top of page

The Link Between Menopause and High Blood Pressure

Updated: Feb 18

By Melissa Kluczynski, MS

A common myth is that women rarely have high blood pressure. In fact, more than half of adults diagnosed with high blood pressure are women. Risk factors for high blood pressure in women include: 1) being 20 lbs. or more overweight, 2) have a family history of high blood pressure, and 3) menopause (when menstruation stops).

High blood pressure tends to start around the time of menopause, perhaps due to hormonal changes and/or weight gain. Changes in hormones during menopause can lead to weight gain and can make blood pressure more sensitive to salt in the diet which can lead to high blood pressure. Some types of hormone replacem0ent therapy can also lead to high blood pressure. High blood pressure tends to be treated less often in women over the age of 45 because it is passed off as a sign of menopause. Plus, there are usually no warning signs or symptoms of high blood pressure. However, ignoring or delaying diagnosis of high blood pressure can also delay necessary treatment. If left untreated, high blood pressure can damage the arteries (provide blood to the heart) and lead to heart attack, stroke, kidney failure, eye damage, or heart failure.

Early treatment is vital and can lead to better quality of life and even a longer life! Treatment for high blood pressure usually involves lifestyle changes (e.g., quit smoking, lose weight) and/or medications prescribed by your doctor.

To maintain a healthy blood pressure before and after menopause, it is important to have regular physical examinations and maintain a healthy lifestyle. Some tips for staying healthy are:

  • Maintain a healthy weight

  • Eat heart-healthy foods (whole grains, fruits, vegetables)

  • Reduce processed foods and salt

  • Exercise most days of the week

  • Manage stress

  • Limit or avoid alcohol

  • Quit smoking

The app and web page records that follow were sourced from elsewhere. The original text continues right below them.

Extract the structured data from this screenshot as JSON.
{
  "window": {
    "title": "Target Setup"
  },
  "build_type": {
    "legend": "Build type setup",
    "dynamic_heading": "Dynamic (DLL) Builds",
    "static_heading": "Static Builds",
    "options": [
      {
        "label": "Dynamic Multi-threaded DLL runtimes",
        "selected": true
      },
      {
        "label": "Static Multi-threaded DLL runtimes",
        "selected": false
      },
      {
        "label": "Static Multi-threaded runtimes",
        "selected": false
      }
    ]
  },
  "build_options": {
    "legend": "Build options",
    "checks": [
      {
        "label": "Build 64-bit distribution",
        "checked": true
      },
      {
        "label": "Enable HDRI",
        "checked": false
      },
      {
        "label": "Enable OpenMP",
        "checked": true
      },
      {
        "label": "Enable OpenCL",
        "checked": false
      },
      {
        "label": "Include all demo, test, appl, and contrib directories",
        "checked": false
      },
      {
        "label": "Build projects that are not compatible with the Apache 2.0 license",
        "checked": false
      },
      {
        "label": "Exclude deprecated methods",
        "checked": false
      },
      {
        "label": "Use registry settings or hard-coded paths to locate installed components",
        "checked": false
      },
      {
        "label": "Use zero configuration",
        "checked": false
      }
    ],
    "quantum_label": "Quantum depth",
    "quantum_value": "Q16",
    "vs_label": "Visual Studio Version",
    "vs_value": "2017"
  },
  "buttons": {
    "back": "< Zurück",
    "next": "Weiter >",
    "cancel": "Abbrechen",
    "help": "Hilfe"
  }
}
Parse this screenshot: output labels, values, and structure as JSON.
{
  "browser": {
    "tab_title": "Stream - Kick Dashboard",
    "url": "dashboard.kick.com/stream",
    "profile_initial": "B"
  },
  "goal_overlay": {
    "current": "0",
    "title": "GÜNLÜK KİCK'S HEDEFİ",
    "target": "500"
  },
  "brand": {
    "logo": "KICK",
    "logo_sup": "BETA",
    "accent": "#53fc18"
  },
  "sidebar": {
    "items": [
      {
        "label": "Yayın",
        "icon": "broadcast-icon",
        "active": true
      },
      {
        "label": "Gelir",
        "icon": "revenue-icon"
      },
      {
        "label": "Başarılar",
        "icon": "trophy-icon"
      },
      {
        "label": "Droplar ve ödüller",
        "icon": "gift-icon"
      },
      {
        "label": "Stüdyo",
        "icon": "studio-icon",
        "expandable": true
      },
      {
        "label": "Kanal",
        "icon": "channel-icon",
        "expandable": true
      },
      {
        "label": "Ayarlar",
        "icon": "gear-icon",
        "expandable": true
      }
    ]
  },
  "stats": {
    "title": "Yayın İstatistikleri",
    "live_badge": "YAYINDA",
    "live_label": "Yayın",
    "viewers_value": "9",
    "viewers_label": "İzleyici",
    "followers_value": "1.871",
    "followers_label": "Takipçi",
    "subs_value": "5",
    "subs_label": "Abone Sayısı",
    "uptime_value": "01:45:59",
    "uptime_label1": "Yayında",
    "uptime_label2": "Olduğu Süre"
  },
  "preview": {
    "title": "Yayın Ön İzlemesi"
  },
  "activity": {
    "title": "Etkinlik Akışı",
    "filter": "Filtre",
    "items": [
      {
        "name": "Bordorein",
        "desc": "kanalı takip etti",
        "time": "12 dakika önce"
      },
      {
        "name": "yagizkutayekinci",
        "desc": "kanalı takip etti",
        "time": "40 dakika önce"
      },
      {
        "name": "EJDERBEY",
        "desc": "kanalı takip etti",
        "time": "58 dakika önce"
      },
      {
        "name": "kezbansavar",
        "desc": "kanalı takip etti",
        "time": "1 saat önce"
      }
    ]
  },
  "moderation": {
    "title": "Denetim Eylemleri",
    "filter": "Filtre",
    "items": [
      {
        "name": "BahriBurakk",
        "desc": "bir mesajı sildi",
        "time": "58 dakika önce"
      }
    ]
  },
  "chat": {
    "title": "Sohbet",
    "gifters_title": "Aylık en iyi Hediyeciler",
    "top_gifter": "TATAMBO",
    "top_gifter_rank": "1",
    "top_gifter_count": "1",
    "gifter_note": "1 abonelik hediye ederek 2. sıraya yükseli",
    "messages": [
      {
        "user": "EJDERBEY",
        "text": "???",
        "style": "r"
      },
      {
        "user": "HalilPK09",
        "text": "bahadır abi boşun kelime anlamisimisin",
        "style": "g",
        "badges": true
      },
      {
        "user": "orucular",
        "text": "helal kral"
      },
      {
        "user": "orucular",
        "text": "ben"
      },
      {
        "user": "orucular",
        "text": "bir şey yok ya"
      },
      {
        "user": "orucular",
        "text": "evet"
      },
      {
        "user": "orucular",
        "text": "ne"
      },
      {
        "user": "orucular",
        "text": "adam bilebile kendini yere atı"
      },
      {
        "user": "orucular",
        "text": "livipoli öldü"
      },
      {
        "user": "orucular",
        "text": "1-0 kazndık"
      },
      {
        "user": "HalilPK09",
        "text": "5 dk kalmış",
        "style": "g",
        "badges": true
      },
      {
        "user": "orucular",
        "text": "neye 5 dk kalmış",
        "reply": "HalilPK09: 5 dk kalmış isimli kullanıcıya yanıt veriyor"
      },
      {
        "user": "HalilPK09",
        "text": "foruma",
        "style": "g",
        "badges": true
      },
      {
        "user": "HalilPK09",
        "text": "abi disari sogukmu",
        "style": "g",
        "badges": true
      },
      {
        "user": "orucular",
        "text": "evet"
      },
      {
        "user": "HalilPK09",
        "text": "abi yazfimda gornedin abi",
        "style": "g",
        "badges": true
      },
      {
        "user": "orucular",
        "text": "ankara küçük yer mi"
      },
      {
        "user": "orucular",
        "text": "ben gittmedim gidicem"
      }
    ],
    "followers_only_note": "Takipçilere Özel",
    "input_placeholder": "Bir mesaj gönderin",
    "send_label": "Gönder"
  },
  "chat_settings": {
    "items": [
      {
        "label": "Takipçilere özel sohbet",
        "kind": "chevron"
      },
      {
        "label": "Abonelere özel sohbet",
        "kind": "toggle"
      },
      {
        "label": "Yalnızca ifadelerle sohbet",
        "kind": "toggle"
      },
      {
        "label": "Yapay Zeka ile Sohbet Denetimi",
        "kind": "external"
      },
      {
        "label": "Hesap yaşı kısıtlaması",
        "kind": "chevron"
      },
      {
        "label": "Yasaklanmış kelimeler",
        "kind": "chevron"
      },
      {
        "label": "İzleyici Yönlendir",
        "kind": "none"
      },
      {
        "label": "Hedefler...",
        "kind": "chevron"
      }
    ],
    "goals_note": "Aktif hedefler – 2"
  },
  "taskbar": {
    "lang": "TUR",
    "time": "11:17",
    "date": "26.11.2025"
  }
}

  1. High blood pressure and women. American Heart Association: Go Red for Women. Accessed January 18, 2022.

  2. Mankad, R. Menopause and high blood pressure: What’s the connection? Mayo Clinic. January 4, 2022. Accessed January 18, 2022.

  3. Schimelpfening, N. High blood pressure in women often written off as menopausal symptoms. Healthline. February 4, 2021. Accessed January 18, 2022.

  4. Image Source:


Melissa Kluczynski holds a Master of Science degree in Epidemiology from the University at Buffalo and she is currently working as a Research Associate in the Department of Cancer Prevention and Control at Roswell Park Comprehensive Cancer Center in Buffalo, NY. Her research interests include chronic disease prevention and women's health.

48 views0 comments


bottom of page